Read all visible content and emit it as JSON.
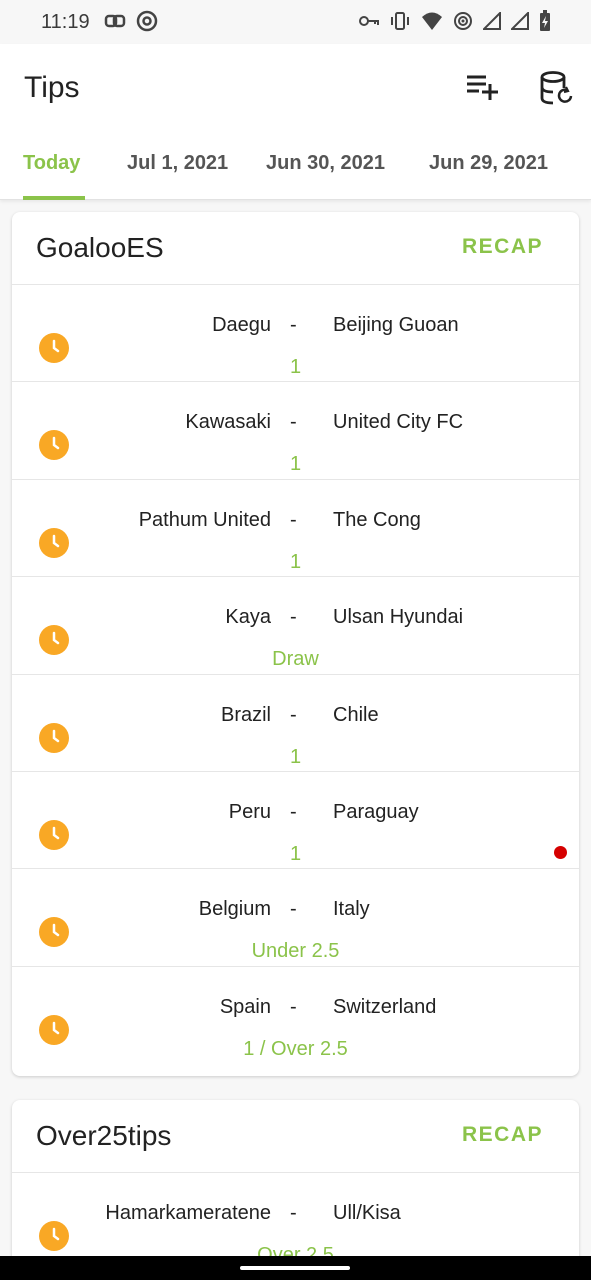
{
  "status_bar": {
    "time": "11:19",
    "left_icons": [
      "link-icon",
      "at-sign-icon"
    ],
    "right_icons": [
      "vpn-key-icon",
      "vibrate-icon",
      "wifi-icon",
      "hotspot-icon",
      "signal-icon",
      "signal-icon",
      "battery-charging-icon"
    ]
  },
  "app_bar": {
    "title": "Tips",
    "actions": [
      "playlist-add-icon",
      "database-sync-icon"
    ]
  },
  "tabs": [
    {
      "label": "Today",
      "active": true
    },
    {
      "label": "Jul 1, 2021",
      "active": false
    },
    {
      "label": "Jun 30, 2021",
      "active": false
    },
    {
      "label": "Jun 29, 2021",
      "active": false
    }
  ],
  "colors": {
    "accent": "#8bc34a",
    "clock": "#f9a825",
    "alert_dot": "#d50000"
  },
  "sections": [
    {
      "title": "GoalooES",
      "recap": "RECAP",
      "matches": [
        {
          "home": "Daegu",
          "sep": "-",
          "away": "Beijing Guoan",
          "tip": "1"
        },
        {
          "home": "Kawasaki",
          "sep": "-",
          "away": "United City FC",
          "tip": "1"
        },
        {
          "home": "Pathum United",
          "sep": "-",
          "away": "The Cong",
          "tip": "1"
        },
        {
          "home": "Kaya",
          "sep": "-",
          "away": "Ulsan Hyundai",
          "tip": "Draw"
        },
        {
          "home": "Brazil",
          "sep": "-",
          "away": "Chile",
          "tip": "1"
        },
        {
          "home": "Peru",
          "sep": "-",
          "away": "Paraguay",
          "tip": "1"
        },
        {
          "home": "Belgium",
          "sep": "-",
          "away": "Italy",
          "tip": "Under 2.5"
        },
        {
          "home": "Spain",
          "sep": "-",
          "away": "Switzerland",
          "tip": "1 / Over 2.5"
        }
      ]
    },
    {
      "title": "Over25tips",
      "recap": "RECAP",
      "matches": [
        {
          "home": "Hamarkameratene",
          "sep": "-",
          "away": "Ull/Kisa",
          "tip": "Over 2.5"
        }
      ]
    }
  ]
}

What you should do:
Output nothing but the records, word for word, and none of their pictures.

Output of the exercise:
Read all visible content and emit it as JSON.
{
  "status_bar": {
    "time": "11:19",
    "left_icons": [
      "link-icon",
      "at-sign-icon"
    ],
    "right_icons": [
      "vpn-key-icon",
      "vibrate-icon",
      "wifi-icon",
      "hotspot-icon",
      "signal-icon",
      "signal-icon",
      "battery-charging-icon"
    ]
  },
  "app_bar": {
    "title": "Tips",
    "actions": [
      "playlist-add-icon",
      "database-sync-icon"
    ]
  },
  "tabs": [
    {
      "label": "Today",
      "active": true
    },
    {
      "label": "Jul 1, 2021",
      "active": false
    },
    {
      "label": "Jun 30, 2021",
      "active": false
    },
    {
      "label": "Jun 29, 2021",
      "active": false
    }
  ],
  "colors": {
    "accent": "#8bc34a",
    "clock": "#f9a825",
    "alert_dot": "#d50000"
  },
  "sections": [
    {
      "title": "GoalooES",
      "recap": "RECAP",
      "matches": [
        {
          "home": "Daegu",
          "sep": "-",
          "away": "Beijing Guoan",
          "tip": "1"
        },
        {
          "home": "Kawasaki",
          "sep": "-",
          "away": "United City FC",
          "tip": "1"
        },
        {
          "home": "Pathum United",
          "sep": "-",
          "away": "The Cong",
          "tip": "1"
        },
        {
          "home": "Kaya",
          "sep": "-",
          "away": "Ulsan Hyundai",
          "tip": "Draw"
        },
        {
          "home": "Brazil",
          "sep": "-",
          "away": "Chile",
          "tip": "1"
        },
        {
          "home": "Peru",
          "sep": "-",
          "away": "Paraguay",
          "tip": "1"
        },
        {
          "home": "Belgium",
          "sep": "-",
          "away": "Italy",
          "tip": "Under 2.5"
        },
        {
          "home": "Spain",
          "sep": "-",
          "away": "Switzerland",
          "tip": "1 / Over 2.5"
        }
      ]
    },
    {
      "title": "Over25tips",
      "recap": "RECAP",
      "matches": [
        {
          "home": "Hamarkameratene",
          "sep": "-",
          "away": "Ull/Kisa",
          "tip": "Over 2.5"
        }
      ]
    }
  ]
}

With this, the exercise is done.